> _What the task asks_
Print the data that follows again, keeping every line exact.

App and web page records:
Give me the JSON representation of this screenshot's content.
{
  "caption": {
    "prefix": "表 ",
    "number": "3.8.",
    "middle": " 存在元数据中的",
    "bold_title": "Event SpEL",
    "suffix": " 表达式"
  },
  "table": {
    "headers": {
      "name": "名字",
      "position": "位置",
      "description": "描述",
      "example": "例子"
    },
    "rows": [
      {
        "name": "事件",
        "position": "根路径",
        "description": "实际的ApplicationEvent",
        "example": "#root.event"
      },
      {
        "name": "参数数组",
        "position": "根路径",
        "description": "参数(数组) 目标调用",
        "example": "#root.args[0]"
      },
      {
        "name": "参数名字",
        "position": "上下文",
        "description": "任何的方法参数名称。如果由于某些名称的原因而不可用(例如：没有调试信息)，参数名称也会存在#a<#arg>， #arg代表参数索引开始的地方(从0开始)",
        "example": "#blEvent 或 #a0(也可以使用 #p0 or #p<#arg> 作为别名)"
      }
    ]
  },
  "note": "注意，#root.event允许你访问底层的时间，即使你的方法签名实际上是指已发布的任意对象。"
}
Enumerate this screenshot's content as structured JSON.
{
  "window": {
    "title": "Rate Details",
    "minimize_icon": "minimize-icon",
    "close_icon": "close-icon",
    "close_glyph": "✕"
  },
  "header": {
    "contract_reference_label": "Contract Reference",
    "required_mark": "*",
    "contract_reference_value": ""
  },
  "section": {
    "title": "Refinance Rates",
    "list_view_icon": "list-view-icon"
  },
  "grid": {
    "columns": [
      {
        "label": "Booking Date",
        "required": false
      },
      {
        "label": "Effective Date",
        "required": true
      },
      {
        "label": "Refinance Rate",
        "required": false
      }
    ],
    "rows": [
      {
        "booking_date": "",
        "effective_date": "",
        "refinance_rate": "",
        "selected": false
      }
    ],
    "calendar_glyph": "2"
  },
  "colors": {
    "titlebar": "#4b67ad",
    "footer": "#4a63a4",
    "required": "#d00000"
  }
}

> _Finished task_
Give me the JSON representation of this screenshot's content.
{
  "caption": {
    "prefix": "表 ",
    "number": "3.8.",
    "middle": " 存在元数据中的",
    "bold_title": "Event SpEL",
    "suffix": " 表达式"
  },
  "table": {
    "headers": {
      "name": "名字",
      "position": "位置",
      "description": "描述",
      "example": "例子"
    },
    "rows": [
      {
        "name": "事件",
        "position": "根路径",
        "description": "实际的ApplicationEvent",
        "example": "#root.event"
      },
      {
        "name": "参数数组",
        "position": "根路径",
        "description": "参数(数组) 目标调用",
        "example": "#root.args[0]"
      },
      {
        "name": "参数名字",
        "position": "上下文",
        "description": "任何的方法参数名称。如果由于某些名称的原因而不可用(例如：没有调试信息)，参数名称也会存在#a<#arg>， #arg代表参数索引开始的地方(从0开始)",
        "example": "#blEvent 或 #a0(也可以使用 #p0 or #p<#arg> 作为别名)"
      }
    ]
  },
  "note": "注意，#root.event允许你访问底层的时间，即使你的方法签名实际上是指已发布的任意对象。"
}
Enumerate this screenshot's content as structured JSON.
{
  "window": {
    "title": "Rate Details",
    "minimize_icon": "minimize-icon",
    "close_icon": "close-icon",
    "close_glyph": "✕"
  },
  "header": {
    "contract_reference_label": "Contract Reference",
    "required_mark": "*",
    "contract_reference_value": ""
  },
  "section": {
    "title": "Refinance Rates",
    "list_view_icon": "list-view-icon"
  },
  "grid": {
    "columns": [
      {
        "label": "Booking Date",
        "required": false
      },
      {
        "label": "Effective Date",
        "required": true
      },
      {
        "label": "Refinance Rate",
        "required": false
      }
    ],
    "rows": [
      {
        "booking_date": "",
        "effective_date": "",
        "refinance_rate": "",
        "selected": false
      }
    ],
    "calendar_glyph": "2"
  },
  "colors": {
    "titlebar": "#4b67ad",
    "footer": "#4a63a4",
    "required": "#d00000"
  }
}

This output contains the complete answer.